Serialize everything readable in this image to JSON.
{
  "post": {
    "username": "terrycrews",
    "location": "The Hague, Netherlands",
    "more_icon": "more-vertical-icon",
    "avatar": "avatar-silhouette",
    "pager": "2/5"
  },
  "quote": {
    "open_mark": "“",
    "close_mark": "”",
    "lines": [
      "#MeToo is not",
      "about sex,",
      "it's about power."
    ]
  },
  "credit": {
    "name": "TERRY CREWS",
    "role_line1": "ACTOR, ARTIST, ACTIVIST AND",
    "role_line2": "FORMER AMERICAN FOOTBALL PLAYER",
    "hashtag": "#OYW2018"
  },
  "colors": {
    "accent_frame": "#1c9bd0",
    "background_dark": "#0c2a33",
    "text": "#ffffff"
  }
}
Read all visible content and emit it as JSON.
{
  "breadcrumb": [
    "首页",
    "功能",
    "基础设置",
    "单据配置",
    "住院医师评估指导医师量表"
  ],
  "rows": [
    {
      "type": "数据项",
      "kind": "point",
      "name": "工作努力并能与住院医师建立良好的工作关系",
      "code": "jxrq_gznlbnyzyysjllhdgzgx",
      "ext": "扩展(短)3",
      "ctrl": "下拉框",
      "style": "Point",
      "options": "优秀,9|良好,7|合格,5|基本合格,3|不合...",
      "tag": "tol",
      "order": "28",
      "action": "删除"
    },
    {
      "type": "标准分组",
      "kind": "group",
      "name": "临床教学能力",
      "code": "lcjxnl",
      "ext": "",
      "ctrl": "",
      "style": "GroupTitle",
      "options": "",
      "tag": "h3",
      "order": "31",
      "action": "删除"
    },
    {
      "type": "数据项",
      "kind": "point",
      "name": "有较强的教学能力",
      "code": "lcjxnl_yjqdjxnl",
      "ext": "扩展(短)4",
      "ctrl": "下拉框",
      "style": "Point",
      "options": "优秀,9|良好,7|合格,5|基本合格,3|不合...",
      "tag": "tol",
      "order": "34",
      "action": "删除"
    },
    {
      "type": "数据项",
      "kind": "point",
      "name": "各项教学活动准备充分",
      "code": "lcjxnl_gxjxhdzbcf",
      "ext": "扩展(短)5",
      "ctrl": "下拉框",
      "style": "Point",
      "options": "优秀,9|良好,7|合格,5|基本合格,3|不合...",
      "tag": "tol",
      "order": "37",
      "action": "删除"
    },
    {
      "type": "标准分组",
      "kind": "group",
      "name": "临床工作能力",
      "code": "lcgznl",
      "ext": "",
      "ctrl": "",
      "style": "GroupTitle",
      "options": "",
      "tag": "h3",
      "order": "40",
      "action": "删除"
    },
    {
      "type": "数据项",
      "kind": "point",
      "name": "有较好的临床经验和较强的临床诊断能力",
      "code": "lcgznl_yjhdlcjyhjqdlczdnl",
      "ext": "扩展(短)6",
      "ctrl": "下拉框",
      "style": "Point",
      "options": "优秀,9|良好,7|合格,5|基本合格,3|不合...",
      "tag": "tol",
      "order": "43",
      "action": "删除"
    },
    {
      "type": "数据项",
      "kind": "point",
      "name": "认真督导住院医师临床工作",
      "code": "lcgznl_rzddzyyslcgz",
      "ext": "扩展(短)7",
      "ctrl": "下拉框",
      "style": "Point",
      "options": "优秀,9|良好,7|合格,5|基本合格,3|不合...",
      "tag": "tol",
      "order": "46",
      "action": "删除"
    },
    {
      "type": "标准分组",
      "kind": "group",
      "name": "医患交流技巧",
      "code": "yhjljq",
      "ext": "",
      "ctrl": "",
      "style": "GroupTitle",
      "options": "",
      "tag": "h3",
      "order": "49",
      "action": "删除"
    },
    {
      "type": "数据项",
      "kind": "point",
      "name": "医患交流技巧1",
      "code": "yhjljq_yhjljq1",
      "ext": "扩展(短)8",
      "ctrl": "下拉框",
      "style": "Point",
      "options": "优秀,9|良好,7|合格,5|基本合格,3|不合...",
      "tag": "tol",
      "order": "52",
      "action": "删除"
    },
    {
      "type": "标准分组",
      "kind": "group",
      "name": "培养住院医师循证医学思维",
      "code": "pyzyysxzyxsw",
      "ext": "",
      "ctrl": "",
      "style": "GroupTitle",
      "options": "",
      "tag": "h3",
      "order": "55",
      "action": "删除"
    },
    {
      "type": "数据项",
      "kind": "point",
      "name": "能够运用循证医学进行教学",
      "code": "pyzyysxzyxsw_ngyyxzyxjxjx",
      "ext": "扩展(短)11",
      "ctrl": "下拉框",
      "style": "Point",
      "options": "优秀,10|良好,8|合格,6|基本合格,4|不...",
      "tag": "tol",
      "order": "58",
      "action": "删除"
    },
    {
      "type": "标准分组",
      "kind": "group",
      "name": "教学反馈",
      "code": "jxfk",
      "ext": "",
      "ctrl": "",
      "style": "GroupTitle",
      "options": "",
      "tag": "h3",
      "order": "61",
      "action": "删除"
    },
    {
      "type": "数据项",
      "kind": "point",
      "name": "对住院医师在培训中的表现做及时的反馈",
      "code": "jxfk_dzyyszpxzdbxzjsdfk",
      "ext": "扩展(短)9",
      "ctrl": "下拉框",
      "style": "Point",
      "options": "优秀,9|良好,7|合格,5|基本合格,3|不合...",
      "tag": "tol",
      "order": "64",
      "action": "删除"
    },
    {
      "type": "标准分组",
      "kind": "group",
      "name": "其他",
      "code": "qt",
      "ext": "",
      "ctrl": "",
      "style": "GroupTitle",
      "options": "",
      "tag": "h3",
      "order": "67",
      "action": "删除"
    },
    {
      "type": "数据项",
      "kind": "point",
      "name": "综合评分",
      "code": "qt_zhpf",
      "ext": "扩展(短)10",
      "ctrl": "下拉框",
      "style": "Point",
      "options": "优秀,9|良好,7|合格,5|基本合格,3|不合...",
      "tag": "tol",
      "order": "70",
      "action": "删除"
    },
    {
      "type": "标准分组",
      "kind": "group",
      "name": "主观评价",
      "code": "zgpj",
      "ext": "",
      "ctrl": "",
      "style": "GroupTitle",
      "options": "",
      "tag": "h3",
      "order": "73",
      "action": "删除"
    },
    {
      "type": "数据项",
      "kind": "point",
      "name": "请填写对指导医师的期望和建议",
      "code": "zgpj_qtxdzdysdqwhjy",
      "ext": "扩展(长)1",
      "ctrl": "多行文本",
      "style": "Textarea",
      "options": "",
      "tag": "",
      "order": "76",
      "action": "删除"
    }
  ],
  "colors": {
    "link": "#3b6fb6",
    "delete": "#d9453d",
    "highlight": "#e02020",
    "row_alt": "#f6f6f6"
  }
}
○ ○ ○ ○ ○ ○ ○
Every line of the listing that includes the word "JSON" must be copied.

Serialize everything readable in this image to JSON.
Read all visible content and emit it as JSON.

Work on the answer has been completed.